Brief:
Go line by line through the records below. Copy whichever lines contain the string "JSON".
##### Extracted information
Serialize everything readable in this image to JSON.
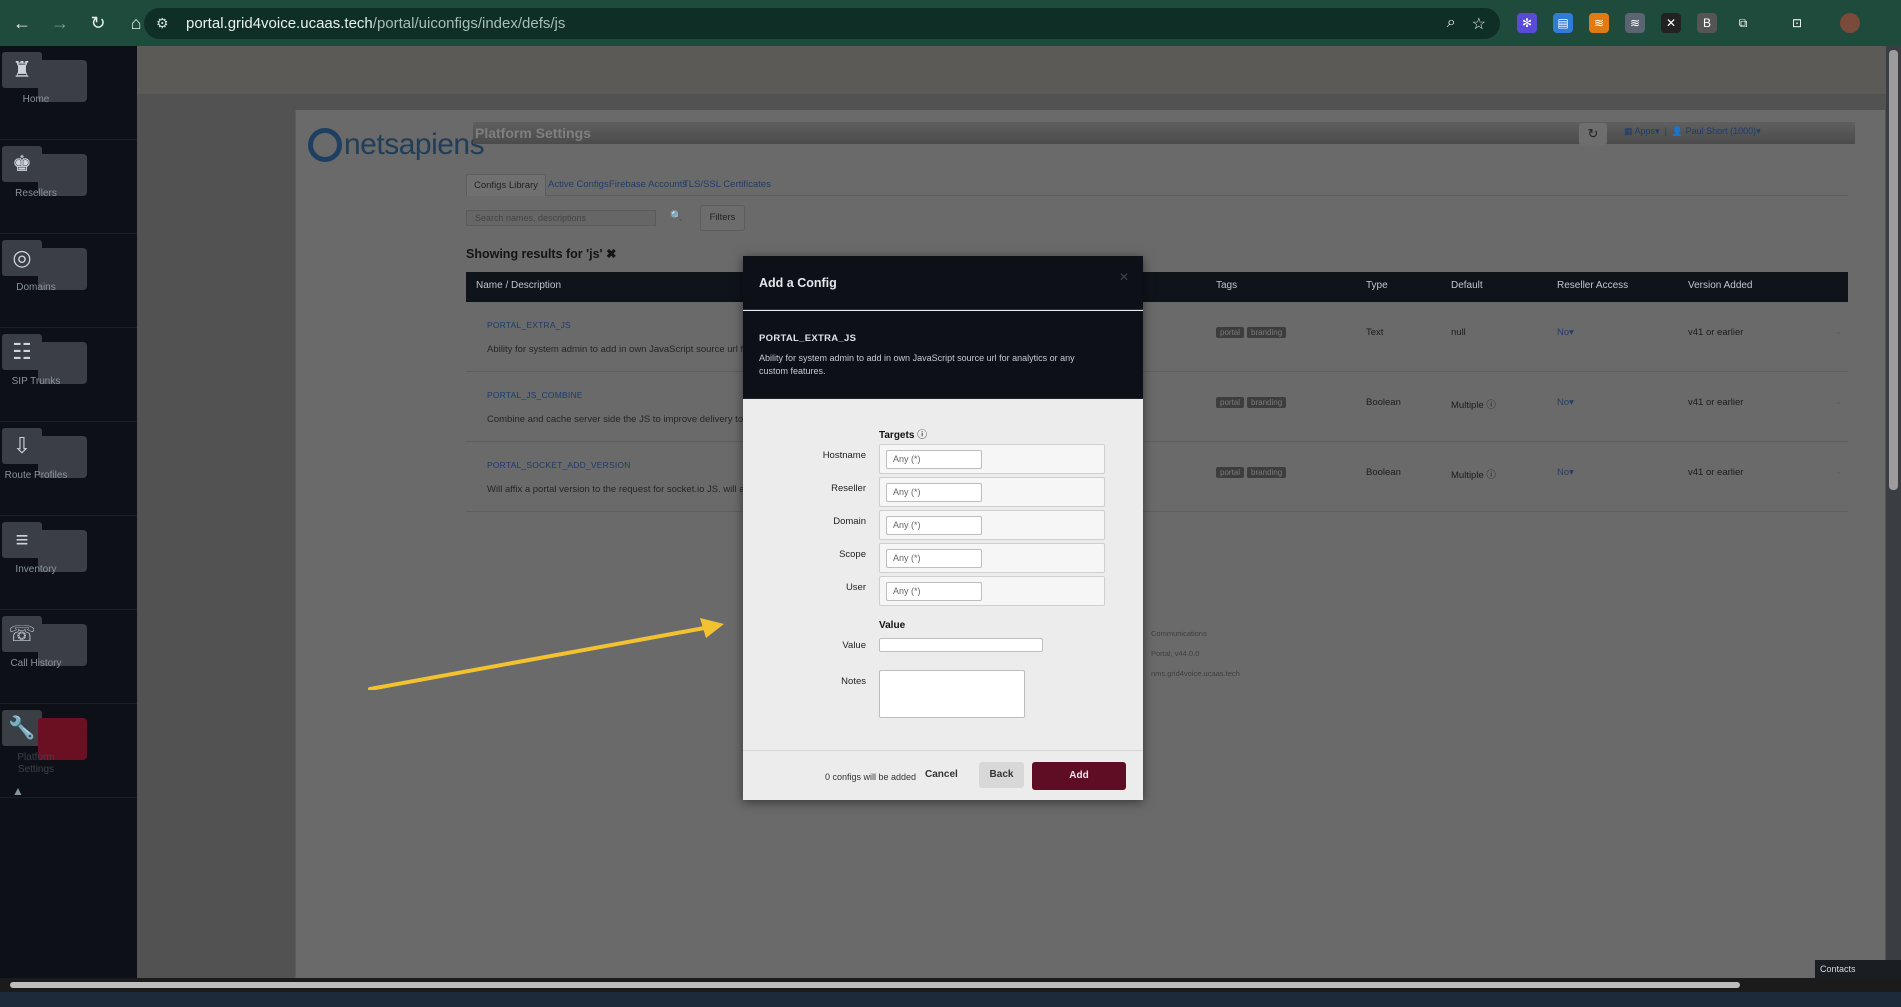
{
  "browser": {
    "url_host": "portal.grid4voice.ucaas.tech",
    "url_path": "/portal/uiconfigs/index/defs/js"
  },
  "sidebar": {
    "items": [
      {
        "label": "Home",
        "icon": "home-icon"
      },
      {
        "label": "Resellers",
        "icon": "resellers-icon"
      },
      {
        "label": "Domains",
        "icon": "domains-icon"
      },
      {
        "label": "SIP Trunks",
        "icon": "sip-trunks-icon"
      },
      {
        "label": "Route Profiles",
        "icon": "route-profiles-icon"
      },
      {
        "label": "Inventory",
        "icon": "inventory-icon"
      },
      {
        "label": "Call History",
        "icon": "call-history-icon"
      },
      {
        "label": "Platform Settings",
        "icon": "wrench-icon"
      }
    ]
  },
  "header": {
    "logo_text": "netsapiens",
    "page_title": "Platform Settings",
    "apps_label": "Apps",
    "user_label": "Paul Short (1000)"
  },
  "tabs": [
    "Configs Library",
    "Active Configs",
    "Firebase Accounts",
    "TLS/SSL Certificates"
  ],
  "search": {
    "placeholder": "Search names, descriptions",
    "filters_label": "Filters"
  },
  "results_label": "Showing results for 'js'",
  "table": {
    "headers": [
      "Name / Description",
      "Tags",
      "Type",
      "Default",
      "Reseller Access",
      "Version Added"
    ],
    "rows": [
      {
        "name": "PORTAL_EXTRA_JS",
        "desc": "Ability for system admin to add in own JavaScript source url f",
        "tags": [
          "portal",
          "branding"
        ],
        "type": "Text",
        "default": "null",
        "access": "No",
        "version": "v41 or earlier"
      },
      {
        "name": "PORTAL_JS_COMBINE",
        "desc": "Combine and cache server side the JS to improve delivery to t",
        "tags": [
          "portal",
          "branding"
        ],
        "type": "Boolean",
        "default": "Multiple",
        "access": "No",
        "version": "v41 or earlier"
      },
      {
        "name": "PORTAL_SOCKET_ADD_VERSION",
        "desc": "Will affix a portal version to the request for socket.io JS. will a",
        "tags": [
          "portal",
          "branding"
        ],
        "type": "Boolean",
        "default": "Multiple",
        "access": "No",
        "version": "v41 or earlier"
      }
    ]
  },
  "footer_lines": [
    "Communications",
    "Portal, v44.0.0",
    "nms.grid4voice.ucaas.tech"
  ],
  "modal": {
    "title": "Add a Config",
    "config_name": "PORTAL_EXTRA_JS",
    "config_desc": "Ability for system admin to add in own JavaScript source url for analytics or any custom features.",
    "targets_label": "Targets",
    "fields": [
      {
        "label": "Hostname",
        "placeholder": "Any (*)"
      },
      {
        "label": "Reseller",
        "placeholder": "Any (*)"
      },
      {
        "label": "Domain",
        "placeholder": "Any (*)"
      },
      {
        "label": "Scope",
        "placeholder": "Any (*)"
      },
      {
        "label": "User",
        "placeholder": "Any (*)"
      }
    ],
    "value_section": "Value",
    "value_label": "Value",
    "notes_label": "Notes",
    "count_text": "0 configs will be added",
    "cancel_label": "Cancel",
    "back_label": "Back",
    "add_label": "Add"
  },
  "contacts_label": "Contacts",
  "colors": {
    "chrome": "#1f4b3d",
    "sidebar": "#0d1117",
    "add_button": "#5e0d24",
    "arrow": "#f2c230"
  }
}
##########
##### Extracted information
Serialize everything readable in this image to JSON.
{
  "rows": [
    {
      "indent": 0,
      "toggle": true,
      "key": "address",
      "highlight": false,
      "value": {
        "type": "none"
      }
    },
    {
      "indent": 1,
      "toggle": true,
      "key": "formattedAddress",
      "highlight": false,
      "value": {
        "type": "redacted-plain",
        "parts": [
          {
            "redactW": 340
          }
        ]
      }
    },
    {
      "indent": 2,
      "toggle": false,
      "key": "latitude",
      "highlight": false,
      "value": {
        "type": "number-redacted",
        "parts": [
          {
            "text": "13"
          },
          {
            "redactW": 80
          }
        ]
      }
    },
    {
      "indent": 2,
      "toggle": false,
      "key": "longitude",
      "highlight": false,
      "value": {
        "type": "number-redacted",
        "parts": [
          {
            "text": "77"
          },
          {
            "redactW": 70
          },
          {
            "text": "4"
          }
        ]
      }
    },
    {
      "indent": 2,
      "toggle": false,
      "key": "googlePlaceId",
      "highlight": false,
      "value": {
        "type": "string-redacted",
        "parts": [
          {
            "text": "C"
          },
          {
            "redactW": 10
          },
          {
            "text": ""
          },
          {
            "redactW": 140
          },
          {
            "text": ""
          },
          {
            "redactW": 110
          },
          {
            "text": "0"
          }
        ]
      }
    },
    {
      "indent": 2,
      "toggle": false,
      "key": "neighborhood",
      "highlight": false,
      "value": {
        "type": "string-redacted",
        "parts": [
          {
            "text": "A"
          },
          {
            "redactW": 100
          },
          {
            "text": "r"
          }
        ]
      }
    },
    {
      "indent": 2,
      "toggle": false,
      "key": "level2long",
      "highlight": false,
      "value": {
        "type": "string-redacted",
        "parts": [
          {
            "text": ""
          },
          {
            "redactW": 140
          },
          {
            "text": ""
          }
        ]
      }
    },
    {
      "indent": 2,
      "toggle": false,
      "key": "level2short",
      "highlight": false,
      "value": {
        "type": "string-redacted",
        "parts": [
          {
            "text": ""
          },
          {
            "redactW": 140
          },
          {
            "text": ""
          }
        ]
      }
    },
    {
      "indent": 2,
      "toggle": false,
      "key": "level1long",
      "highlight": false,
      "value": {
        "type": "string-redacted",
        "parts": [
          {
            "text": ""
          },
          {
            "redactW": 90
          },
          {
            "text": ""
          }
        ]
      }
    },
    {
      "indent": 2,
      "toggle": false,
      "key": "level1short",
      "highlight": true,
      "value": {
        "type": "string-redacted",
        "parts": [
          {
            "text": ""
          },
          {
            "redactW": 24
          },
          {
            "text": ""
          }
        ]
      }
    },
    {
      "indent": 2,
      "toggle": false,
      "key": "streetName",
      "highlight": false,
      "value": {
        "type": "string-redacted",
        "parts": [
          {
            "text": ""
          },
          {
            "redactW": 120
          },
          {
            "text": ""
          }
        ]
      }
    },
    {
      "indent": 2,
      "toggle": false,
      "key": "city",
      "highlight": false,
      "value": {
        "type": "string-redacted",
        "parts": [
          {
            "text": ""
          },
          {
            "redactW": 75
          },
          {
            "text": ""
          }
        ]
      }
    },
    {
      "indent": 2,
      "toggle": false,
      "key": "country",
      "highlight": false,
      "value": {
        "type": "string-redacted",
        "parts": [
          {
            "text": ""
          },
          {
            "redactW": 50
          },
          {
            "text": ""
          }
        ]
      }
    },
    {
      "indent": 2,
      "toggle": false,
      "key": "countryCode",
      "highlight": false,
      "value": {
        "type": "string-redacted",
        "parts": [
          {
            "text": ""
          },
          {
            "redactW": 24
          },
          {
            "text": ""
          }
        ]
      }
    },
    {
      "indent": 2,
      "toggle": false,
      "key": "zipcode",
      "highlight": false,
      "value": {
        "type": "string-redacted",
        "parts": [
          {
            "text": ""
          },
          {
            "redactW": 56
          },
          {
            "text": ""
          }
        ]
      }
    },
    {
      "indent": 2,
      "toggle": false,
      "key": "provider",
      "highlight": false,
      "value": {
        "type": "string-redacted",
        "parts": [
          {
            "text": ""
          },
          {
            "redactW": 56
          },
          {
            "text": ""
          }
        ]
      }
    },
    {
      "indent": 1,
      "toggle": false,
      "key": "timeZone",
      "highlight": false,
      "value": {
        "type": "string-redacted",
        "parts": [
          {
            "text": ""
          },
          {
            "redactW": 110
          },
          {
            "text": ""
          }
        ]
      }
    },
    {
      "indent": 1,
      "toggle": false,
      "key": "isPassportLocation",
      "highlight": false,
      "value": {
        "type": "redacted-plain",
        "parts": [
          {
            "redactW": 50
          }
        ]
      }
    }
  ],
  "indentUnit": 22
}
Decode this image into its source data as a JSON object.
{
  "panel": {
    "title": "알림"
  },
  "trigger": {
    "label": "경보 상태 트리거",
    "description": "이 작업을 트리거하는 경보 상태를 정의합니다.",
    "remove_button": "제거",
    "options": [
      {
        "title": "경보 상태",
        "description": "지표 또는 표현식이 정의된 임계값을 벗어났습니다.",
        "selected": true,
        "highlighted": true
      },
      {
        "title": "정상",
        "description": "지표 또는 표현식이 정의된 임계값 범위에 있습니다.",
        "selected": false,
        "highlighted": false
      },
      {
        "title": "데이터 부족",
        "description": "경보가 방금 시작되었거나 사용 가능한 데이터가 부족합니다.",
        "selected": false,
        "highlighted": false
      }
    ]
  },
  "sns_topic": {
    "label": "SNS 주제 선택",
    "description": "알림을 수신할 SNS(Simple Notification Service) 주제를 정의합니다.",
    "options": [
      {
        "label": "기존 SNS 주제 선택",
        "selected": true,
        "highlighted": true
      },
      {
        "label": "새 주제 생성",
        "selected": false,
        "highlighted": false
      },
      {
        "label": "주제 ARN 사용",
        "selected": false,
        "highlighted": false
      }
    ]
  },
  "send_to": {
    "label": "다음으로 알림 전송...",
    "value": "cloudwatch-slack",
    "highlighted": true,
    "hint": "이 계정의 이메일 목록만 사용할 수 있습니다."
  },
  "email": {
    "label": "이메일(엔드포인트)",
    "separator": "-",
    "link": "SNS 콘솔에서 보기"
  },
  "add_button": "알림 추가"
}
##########
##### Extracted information
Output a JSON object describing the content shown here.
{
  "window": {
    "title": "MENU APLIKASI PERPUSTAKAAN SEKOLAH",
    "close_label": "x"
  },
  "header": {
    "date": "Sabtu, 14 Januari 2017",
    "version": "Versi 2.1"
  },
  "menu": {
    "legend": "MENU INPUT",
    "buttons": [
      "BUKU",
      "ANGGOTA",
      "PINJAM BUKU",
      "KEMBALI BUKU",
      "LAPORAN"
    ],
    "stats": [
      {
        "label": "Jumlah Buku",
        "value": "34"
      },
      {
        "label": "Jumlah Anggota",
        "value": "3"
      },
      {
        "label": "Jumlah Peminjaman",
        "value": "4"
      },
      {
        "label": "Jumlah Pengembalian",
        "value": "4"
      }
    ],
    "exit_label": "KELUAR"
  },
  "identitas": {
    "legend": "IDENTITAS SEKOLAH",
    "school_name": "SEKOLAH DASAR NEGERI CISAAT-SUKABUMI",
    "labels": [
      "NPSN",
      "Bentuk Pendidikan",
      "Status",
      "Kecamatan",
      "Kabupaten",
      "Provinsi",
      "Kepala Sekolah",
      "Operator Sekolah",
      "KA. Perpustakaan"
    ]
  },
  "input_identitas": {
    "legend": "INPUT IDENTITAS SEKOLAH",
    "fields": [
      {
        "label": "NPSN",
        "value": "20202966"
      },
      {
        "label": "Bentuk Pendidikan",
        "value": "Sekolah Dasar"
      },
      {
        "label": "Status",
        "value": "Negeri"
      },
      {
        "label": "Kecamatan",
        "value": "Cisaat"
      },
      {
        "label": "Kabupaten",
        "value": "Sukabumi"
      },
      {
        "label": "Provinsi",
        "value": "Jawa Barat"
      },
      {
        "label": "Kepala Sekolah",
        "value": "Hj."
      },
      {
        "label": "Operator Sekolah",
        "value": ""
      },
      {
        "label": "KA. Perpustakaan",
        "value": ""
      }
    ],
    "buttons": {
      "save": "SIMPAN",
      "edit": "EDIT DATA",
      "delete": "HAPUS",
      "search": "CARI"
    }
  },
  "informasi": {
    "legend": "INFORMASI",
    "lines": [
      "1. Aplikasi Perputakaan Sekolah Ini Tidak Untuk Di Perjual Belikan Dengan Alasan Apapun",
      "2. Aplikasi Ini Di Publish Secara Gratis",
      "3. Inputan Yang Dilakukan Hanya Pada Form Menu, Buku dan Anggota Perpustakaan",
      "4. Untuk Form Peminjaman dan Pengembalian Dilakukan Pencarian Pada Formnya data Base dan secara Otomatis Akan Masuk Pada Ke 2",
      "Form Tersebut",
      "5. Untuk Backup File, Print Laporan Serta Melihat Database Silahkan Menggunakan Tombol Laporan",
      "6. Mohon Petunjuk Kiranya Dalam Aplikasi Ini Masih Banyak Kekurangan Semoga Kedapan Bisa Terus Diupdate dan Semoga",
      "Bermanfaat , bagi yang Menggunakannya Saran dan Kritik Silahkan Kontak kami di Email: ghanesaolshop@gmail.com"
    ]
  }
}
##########
Response below:
Serialize everything readable in this image to JSON.
Serialize everything readable in this image to JSON.
Decode this image into its source data as a JSON object.
Output a JSON object describing the content shown here.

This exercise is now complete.